European Central Bank (ECB) chief Mario Draghi said Friday that there is little evidence that e-commerce is holding back inflation in the euro zone.
There has been a debate waging among economists as to whether e-commerce giants like Amazon have had an impact on inflation in major economies in Europe and in the U.S. because of their ability to undercut bricks and mortar retailers.
But Draghi wasn't convinced online players were having a "major effect."
He said during a speech Friday that an argument has been made suggesting "structural changes due to globalization and digitalization have made it more difficult for central banks to stoke domestic inflation." But the central banker dismissed this as a reason.
"We do not see much evidence to suggest that e-commerce is depressing inflation in the euro area today — at least to the extent that we can measure it. The same is true for 'global slack.' In fact, as the global economy recovers, the foreign output gap is moving in the same direction as the euro area output gap," Draghi said.
Data out Thursday confirmed that core inflation, excluding energy and food, hit 1.1 percent in October. The ECB's aim is to push it closer to 2 percent.

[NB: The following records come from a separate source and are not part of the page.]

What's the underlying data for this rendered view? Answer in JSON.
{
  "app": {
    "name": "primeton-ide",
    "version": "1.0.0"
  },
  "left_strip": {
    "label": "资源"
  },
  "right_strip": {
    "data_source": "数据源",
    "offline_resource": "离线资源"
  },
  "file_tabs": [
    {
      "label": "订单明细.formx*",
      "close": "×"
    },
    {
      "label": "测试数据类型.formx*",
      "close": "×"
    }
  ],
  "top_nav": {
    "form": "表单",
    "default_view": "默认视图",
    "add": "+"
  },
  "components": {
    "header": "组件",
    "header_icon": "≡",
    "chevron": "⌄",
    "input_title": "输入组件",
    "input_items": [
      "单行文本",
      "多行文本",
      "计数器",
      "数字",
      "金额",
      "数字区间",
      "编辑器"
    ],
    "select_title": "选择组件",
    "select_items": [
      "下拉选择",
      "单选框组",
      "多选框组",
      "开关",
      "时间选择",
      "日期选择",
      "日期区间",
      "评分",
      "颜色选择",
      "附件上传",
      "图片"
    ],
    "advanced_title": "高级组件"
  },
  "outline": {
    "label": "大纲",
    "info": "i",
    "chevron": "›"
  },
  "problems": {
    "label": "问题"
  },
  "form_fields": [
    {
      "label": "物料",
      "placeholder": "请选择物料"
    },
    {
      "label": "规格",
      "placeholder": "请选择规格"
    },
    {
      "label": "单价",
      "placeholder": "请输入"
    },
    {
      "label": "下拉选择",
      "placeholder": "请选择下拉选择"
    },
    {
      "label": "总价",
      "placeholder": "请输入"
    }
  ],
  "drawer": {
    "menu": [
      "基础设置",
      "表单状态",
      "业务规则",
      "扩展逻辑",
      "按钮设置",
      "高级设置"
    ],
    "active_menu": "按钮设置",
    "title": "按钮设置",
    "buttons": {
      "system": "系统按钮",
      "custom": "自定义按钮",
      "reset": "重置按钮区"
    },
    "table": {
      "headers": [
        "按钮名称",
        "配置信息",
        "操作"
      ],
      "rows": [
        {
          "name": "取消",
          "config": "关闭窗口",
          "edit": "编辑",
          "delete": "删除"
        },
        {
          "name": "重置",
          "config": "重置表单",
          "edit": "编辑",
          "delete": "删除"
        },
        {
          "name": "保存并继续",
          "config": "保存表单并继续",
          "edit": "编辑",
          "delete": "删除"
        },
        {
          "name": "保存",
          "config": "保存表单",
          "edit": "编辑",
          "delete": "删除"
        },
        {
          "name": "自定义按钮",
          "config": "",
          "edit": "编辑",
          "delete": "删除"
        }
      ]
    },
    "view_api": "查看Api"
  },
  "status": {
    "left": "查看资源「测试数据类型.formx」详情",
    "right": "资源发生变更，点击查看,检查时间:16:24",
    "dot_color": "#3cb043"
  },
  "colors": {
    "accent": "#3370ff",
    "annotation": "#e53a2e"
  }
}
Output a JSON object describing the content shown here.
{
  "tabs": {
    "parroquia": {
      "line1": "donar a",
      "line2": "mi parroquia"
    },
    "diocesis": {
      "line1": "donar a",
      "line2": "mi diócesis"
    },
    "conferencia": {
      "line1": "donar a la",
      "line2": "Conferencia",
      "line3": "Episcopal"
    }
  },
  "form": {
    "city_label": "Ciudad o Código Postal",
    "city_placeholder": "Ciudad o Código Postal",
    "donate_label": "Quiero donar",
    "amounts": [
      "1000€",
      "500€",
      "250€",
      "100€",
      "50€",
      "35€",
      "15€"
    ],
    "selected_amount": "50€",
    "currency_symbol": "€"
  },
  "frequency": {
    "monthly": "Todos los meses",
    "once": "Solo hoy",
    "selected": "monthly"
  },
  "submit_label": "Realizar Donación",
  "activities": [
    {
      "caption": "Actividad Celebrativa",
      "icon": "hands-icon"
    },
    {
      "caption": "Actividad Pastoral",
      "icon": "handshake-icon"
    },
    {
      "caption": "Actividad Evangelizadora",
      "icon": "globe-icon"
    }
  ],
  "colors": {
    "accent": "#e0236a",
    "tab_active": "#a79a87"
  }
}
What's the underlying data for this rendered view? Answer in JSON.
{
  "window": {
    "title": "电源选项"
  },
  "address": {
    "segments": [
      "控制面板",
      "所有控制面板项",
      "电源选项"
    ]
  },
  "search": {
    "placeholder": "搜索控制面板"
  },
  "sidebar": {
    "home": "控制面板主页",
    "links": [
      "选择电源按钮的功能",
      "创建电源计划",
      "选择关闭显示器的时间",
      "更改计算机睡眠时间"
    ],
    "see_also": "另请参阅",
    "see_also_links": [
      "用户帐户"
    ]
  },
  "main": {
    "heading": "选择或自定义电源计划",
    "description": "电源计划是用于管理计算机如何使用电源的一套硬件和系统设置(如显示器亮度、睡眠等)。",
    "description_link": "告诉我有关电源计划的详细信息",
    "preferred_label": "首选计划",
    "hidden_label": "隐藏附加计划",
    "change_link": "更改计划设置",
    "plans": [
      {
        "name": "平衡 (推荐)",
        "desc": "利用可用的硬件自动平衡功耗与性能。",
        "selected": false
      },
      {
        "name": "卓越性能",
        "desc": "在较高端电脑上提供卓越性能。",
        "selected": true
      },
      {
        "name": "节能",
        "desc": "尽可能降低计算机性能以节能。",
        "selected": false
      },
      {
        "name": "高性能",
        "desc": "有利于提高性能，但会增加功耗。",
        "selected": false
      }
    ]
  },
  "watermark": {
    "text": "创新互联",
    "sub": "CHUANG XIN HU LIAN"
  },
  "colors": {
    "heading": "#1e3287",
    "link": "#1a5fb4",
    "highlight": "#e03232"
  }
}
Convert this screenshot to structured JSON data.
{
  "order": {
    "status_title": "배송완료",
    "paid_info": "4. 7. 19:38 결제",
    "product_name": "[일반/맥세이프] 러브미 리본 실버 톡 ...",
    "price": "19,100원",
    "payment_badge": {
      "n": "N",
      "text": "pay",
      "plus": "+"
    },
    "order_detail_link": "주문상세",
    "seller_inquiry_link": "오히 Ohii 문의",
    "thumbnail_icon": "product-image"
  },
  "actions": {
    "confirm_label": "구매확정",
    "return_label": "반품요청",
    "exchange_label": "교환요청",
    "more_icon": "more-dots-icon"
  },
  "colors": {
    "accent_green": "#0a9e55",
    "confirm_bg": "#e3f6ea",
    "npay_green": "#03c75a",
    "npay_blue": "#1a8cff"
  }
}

In his speech, Draghi said that the ECB needs to be "patient and persistent" for inflation to return to the bank's 2 percent target.